**How to complete this task:** Only lines holding the string "Circle" are wanted; copy each one from the material.
◇ ◇ ◇ ◇ ◇
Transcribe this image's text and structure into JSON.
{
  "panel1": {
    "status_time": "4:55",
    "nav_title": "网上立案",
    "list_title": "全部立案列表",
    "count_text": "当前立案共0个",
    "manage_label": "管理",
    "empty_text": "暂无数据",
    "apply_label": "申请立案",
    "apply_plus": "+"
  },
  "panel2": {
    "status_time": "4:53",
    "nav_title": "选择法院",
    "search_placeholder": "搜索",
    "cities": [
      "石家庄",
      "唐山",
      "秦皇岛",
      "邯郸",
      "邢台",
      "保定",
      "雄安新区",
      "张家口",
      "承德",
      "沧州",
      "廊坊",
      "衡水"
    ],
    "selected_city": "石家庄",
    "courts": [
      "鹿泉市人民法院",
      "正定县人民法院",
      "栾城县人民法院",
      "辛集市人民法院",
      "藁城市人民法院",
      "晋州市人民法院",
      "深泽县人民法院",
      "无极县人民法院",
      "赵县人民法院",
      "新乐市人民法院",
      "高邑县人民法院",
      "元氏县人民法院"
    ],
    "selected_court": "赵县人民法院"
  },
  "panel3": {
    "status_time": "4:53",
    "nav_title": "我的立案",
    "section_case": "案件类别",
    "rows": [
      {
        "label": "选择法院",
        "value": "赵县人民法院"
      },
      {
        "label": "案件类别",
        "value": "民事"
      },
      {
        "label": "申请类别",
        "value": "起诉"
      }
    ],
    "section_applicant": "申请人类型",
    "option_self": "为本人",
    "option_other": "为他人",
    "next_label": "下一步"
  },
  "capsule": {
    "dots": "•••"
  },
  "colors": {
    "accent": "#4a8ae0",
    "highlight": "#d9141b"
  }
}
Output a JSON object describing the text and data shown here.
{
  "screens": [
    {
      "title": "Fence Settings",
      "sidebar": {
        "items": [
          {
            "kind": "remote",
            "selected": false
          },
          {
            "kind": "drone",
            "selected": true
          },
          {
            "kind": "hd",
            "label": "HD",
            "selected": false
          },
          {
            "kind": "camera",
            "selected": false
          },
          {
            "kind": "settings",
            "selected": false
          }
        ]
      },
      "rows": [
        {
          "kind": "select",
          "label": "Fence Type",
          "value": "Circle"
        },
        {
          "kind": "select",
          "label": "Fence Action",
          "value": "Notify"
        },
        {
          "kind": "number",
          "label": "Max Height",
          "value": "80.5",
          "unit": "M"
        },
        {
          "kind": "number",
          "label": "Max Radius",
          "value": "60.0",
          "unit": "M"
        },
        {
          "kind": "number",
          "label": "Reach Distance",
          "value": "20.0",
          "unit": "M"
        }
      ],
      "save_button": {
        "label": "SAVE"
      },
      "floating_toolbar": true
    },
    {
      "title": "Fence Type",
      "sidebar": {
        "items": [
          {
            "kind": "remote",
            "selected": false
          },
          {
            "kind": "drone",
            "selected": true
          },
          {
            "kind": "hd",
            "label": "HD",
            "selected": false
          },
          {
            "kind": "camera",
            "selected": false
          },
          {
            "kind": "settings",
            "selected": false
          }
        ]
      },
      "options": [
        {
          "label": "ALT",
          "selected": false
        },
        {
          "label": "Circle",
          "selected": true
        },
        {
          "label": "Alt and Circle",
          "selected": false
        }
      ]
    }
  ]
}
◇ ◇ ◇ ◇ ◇
**Result:**
          "value": "Circle"
          "label": "Circle",
          "label": "Alt and Circle",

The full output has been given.